=== Dataset ===
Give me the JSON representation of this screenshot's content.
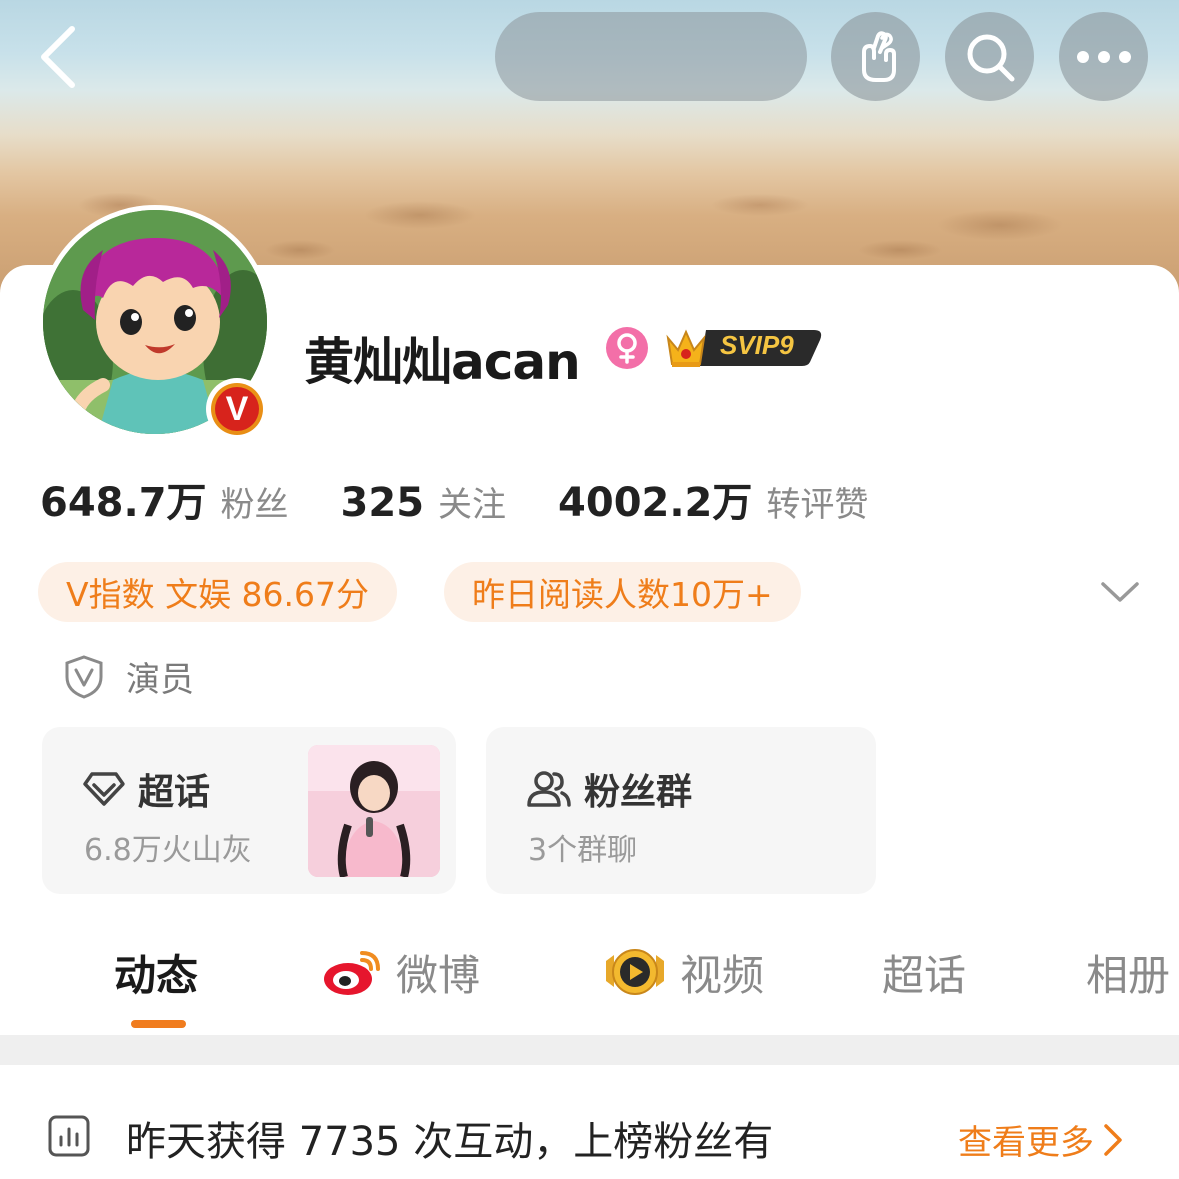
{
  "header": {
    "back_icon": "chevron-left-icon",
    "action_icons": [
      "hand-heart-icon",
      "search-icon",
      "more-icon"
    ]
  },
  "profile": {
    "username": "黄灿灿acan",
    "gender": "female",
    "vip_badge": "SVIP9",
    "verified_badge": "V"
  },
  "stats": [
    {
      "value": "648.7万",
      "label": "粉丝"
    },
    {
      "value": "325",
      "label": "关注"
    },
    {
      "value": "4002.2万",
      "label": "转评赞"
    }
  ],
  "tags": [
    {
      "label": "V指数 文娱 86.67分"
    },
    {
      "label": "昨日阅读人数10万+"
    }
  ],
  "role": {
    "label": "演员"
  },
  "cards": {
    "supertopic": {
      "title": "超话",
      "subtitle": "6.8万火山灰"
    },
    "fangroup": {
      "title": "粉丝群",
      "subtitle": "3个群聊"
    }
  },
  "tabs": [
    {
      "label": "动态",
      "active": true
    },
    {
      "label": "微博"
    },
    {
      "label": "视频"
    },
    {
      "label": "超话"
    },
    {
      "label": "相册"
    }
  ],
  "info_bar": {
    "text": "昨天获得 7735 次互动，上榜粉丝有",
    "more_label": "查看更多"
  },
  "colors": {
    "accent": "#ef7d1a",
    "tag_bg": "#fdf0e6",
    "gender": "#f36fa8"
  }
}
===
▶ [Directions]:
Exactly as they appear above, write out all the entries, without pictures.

▶ [Exercise output]:
Give me the JSON representation of this screenshot's content.
{
  "header": {
    "back_icon": "chevron-left-icon",
    "action_icons": [
      "hand-heart-icon",
      "search-icon",
      "more-icon"
    ]
  },
  "profile": {
    "username": "黄灿灿acan",
    "gender": "female",
    "vip_badge": "SVIP9",
    "verified_badge": "V"
  },
  "stats": [
    {
      "value": "648.7万",
      "label": "粉丝"
    },
    {
      "value": "325",
      "label": "关注"
    },
    {
      "value": "4002.2万",
      "label": "转评赞"
    }
  ],
  "tags": [
    {
      "label": "V指数 文娱 86.67分"
    },
    {
      "label": "昨日阅读人数10万+"
    }
  ],
  "role": {
    "label": "演员"
  },
  "cards": {
    "supertopic": {
      "title": "超话",
      "subtitle": "6.8万火山灰"
    },
    "fangroup": {
      "title": "粉丝群",
      "subtitle": "3个群聊"
    }
  },
  "tabs": [
    {
      "label": "动态",
      "active": true
    },
    {
      "label": "微博"
    },
    {
      "label": "视频"
    },
    {
      "label": "超话"
    },
    {
      "label": "相册"
    }
  ],
  "info_bar": {
    "text": "昨天获得 7735 次互动，上榜粉丝有",
    "more_label": "查看更多"
  },
  "colors": {
    "accent": "#ef7d1a",
    "tag_bg": "#fdf0e6",
    "gender": "#f36fa8"
  }
}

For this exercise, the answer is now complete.